**WHAT IS REQUIRED**
Return every line of the entries that includes the word "screenshot".

**GIVEN RECORDS**
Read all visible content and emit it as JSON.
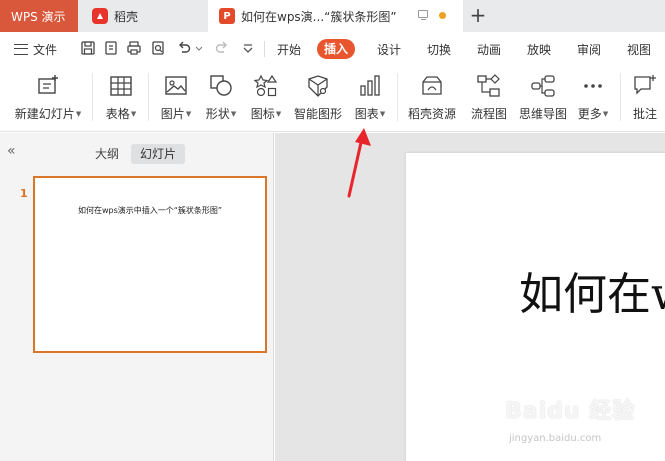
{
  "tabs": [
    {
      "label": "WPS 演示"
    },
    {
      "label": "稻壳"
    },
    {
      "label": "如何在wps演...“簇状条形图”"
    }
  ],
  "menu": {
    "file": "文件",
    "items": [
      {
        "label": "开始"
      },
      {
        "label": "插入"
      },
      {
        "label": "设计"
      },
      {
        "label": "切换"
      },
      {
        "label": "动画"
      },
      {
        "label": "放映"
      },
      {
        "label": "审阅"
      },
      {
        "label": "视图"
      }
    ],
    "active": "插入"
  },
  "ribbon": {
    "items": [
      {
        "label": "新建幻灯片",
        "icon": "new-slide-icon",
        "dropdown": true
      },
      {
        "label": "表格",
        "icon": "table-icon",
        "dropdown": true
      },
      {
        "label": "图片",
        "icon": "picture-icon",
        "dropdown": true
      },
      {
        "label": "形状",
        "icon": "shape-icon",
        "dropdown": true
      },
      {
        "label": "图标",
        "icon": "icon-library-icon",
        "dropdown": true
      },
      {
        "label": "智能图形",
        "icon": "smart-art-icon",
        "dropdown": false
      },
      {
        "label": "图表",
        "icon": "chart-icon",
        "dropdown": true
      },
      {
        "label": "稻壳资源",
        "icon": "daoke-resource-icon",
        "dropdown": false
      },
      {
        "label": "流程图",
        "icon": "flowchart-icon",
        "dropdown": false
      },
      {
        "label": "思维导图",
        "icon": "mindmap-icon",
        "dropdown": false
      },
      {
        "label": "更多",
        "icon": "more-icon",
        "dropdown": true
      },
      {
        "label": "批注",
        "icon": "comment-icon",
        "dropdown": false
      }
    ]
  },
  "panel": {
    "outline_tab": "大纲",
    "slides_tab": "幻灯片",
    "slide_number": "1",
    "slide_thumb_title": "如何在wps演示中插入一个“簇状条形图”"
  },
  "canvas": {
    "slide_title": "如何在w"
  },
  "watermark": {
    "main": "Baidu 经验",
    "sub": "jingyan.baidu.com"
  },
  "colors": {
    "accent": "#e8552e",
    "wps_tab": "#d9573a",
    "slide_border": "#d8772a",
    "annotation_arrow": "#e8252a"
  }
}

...

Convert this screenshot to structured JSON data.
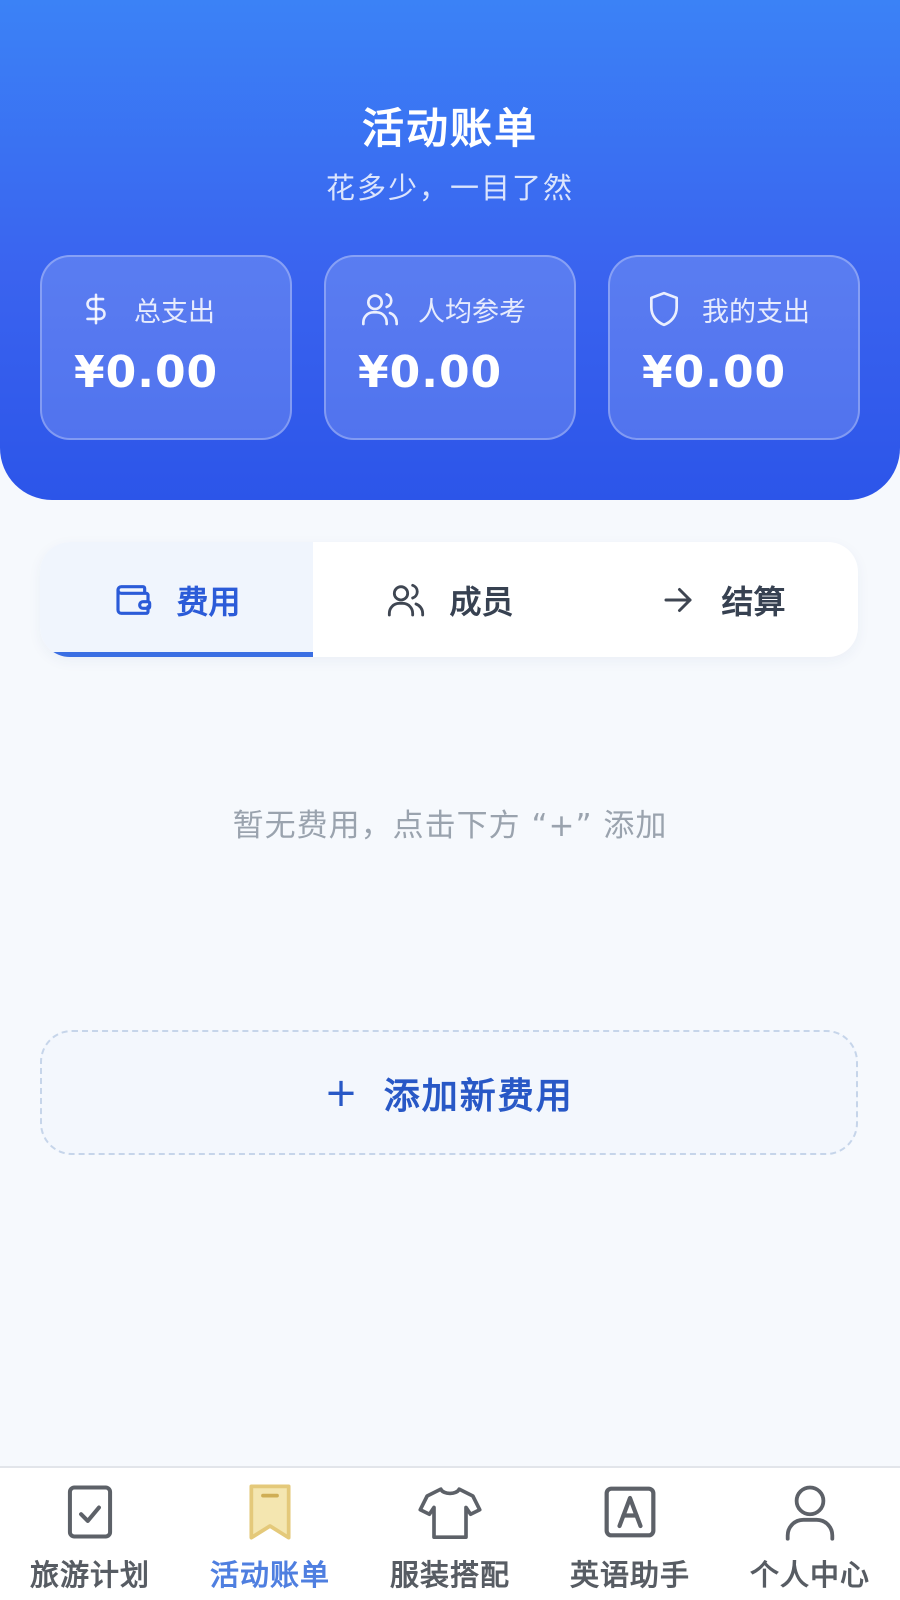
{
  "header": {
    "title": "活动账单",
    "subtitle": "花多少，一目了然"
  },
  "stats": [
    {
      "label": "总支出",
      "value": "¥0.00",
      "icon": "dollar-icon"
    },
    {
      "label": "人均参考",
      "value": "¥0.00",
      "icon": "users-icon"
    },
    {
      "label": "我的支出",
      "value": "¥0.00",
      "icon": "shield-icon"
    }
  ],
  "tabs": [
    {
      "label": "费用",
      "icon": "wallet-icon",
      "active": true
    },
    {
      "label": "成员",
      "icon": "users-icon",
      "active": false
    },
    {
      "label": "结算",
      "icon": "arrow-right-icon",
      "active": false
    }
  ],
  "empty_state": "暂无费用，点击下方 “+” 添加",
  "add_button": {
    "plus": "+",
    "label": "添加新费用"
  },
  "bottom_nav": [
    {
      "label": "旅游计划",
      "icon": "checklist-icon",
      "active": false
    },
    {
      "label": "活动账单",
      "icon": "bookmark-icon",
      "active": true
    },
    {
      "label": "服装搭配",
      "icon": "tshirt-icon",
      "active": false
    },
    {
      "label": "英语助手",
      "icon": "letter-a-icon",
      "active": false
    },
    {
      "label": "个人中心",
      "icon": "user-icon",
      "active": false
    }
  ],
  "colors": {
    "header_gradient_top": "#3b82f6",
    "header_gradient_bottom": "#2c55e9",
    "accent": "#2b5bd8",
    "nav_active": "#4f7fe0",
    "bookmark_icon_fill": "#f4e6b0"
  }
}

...

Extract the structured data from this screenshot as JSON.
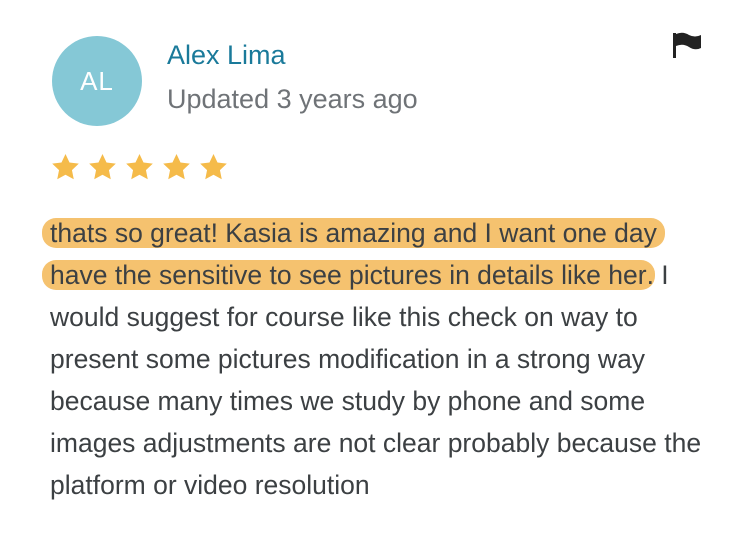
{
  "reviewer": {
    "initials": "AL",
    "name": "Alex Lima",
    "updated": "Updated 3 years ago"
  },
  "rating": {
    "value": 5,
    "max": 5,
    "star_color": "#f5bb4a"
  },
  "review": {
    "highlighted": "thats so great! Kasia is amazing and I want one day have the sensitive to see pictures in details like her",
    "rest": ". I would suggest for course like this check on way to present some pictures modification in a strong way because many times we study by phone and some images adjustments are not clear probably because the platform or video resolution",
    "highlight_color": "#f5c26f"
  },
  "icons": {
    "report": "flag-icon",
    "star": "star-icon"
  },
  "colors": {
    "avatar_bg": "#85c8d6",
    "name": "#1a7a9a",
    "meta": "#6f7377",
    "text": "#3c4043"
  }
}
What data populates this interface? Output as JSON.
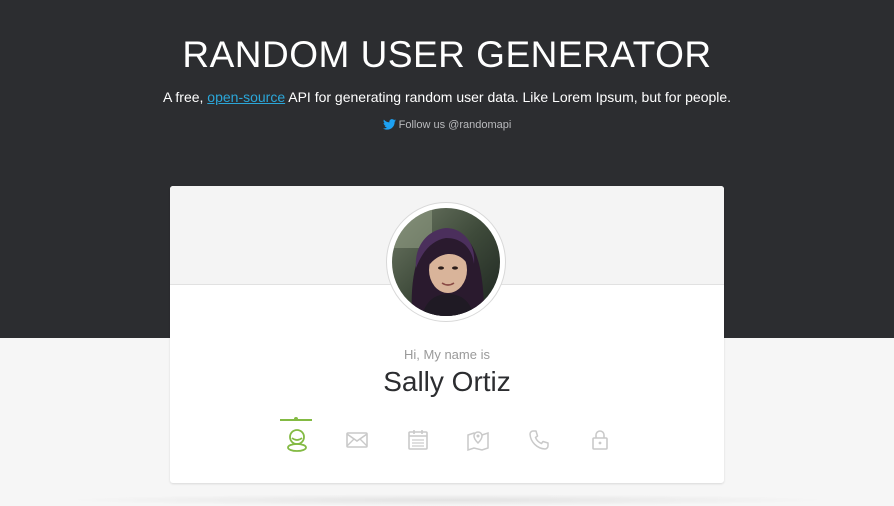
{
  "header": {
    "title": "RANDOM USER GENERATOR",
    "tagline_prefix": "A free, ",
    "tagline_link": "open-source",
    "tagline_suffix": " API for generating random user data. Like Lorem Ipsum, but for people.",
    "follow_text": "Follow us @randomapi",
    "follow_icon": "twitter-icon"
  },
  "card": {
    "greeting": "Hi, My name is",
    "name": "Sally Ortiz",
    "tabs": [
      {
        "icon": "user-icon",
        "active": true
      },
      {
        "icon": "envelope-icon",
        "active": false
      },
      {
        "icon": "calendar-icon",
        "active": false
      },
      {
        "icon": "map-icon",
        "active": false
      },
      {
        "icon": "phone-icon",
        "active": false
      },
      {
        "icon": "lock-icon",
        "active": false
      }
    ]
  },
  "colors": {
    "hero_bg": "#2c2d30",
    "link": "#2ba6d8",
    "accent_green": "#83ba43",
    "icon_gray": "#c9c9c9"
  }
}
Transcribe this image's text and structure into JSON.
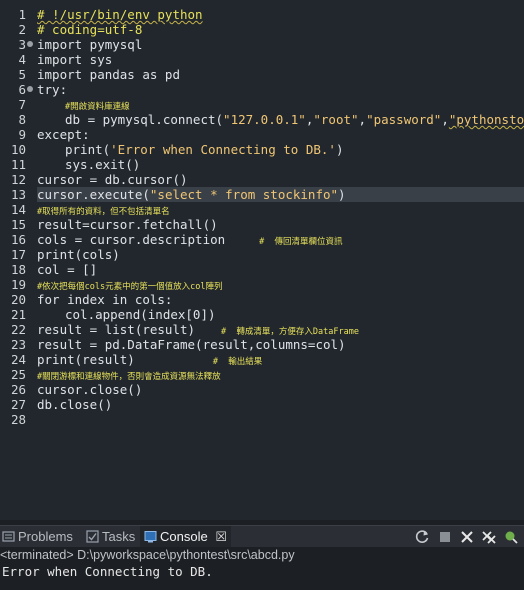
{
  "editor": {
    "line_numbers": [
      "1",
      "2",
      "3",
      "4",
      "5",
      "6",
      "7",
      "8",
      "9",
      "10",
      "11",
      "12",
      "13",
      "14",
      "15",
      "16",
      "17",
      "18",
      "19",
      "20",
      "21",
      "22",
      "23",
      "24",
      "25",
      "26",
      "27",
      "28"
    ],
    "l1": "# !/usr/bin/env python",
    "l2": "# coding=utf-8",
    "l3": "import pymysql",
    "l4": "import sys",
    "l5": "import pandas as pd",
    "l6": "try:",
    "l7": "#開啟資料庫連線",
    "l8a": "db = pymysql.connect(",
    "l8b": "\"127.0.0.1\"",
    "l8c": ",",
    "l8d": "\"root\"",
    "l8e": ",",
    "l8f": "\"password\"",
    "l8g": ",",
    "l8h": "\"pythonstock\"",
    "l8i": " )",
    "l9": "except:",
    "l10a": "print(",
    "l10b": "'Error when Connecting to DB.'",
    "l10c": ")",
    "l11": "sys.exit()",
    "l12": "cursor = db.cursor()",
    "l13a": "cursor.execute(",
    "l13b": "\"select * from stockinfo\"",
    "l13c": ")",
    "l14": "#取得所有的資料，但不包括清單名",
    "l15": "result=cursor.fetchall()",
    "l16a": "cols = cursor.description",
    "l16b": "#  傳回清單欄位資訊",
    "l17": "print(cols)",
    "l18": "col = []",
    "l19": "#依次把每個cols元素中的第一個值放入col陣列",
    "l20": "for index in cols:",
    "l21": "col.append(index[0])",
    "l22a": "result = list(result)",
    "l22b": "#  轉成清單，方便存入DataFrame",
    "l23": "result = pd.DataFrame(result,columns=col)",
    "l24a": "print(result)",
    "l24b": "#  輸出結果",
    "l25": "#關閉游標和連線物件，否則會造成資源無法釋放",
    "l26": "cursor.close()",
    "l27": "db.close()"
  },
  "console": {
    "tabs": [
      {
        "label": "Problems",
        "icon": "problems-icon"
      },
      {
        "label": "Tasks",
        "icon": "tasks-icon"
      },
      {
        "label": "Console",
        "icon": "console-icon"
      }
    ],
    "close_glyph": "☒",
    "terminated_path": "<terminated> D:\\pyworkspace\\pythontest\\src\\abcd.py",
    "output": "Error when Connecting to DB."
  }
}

**SOLVED EXERCISE**
Convert this screenshot to structured JSON data.
Extract the structured data from this screenshot as JSON.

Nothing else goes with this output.